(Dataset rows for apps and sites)
• • • •
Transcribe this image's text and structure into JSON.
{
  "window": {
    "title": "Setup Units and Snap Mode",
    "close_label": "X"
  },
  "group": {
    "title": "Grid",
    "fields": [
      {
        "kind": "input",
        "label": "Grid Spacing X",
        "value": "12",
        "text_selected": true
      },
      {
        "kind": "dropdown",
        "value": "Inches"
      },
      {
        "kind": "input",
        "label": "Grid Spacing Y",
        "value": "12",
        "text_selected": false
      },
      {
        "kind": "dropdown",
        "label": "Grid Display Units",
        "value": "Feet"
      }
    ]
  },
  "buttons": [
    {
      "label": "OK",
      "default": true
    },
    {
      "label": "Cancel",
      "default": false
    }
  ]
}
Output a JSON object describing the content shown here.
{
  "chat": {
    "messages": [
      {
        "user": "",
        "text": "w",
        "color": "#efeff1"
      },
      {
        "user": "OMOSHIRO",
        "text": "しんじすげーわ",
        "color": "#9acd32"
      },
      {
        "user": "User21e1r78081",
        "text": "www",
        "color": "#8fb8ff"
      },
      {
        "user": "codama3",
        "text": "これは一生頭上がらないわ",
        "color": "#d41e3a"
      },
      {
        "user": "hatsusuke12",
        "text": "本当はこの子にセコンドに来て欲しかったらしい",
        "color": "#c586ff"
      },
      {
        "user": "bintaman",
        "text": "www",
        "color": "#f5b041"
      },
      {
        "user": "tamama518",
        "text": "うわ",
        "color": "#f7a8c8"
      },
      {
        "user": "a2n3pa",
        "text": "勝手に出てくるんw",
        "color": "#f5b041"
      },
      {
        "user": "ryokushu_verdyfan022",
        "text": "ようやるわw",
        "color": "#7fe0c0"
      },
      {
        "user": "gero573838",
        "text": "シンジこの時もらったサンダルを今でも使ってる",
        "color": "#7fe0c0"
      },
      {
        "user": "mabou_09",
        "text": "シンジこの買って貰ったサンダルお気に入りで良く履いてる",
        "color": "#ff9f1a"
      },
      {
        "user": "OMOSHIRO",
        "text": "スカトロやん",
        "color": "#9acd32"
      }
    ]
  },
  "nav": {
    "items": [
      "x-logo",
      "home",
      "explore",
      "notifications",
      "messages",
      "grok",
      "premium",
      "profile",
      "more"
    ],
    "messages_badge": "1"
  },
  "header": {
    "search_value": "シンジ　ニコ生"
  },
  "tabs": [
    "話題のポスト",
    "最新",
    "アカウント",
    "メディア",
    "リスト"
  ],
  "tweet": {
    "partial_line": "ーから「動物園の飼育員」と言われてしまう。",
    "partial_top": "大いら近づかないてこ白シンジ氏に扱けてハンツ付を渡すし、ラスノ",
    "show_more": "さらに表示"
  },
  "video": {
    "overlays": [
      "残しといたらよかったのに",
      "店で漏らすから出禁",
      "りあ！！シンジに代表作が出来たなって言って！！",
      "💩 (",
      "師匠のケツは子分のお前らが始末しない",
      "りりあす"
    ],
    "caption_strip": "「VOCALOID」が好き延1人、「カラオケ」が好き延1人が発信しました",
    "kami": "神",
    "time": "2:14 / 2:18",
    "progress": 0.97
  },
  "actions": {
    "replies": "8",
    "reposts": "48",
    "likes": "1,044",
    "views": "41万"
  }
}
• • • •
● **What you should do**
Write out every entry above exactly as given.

● **Answer section**
Transcribe this image's text and structure into JSON.
{
  "window": {
    "title": "Setup Units and Snap Mode",
    "close_label": "X"
  },
  "group": {
    "title": "Grid",
    "fields": [
      {
        "kind": "input",
        "label": "Grid Spacing X",
        "value": "12",
        "text_selected": true
      },
      {
        "kind": "dropdown",
        "value": "Inches"
      },
      {
        "kind": "input",
        "label": "Grid Spacing Y",
        "value": "12",
        "text_selected": false
      },
      {
        "kind": "dropdown",
        "label": "Grid Display Units",
        "value": "Feet"
      }
    ]
  },
  "buttons": [
    {
      "label": "OK",
      "default": true
    },
    {
      "label": "Cancel",
      "default": false
    }
  ]
}
Output a JSON object describing the content shown here.
{
  "chat": {
    "messages": [
      {
        "user": "",
        "text": "w",
        "color": "#efeff1"
      },
      {
        "user": "OMOSHIRO",
        "text": "しんじすげーわ",
        "color": "#9acd32"
      },
      {
        "user": "User21e1r78081",
        "text": "www",
        "color": "#8fb8ff"
      },
      {
        "user": "codama3",
        "text": "これは一生頭上がらないわ",
        "color": "#d41e3a"
      },
      {
        "user": "hatsusuke12",
        "text": "本当はこの子にセコンドに来て欲しかったらしい",
        "color": "#c586ff"
      },
      {
        "user": "bintaman",
        "text": "www",
        "color": "#f5b041"
      },
      {
        "user": "tamama518",
        "text": "うわ",
        "color": "#f7a8c8"
      },
      {
        "user": "a2n3pa",
        "text": "勝手に出てくるんw",
        "color": "#f5b041"
      },
      {
        "user": "ryokushu_verdyfan022",
        "text": "ようやるわw",
        "color": "#7fe0c0"
      },
      {
        "user": "gero573838",
        "text": "シンジこの時もらったサンダルを今でも使ってる",
        "color": "#7fe0c0"
      },
      {
        "user": "mabou_09",
        "text": "シンジこの買って貰ったサンダルお気に入りで良く履いてる",
        "color": "#ff9f1a"
      },
      {
        "user": "OMOSHIRO",
        "text": "スカトロやん",
        "color": "#9acd32"
      }
    ]
  },
  "nav": {
    "items": [
      "x-logo",
      "home",
      "explore",
      "notifications",
      "messages",
      "grok",
      "premium",
      "profile",
      "more"
    ],
    "messages_badge": "1"
  },
  "header": {
    "search_value": "シンジ　ニコ生"
  },
  "tabs": [
    "話題のポスト",
    "最新",
    "アカウント",
    "メディア",
    "リスト"
  ],
  "tweet": {
    "partial_line": "ーから「動物園の飼育員」と言われてしまう。",
    "partial_top": "大いら近づかないてこ白シンジ氏に扱けてハンツ付を渡すし、ラスノ",
    "show_more": "さらに表示"
  },
  "video": {
    "overlays": [
      "残しといたらよかったのに",
      "店で漏らすから出禁",
      "りあ！！シンジに代表作が出来たなって言って！！",
      "💩 (",
      "師匠のケツは子分のお前らが始末しない",
      "りりあす"
    ],
    "caption_strip": "「VOCALOID」が好き延1人、「カラオケ」が好き延1人が発信しました",
    "kami": "神",
    "time": "2:14 / 2:18",
    "progress": 0.97
  },
  "actions": {
    "replies": "8",
    "reposts": "48",
    "likes": "1,044",
    "views": "41万"
  }
}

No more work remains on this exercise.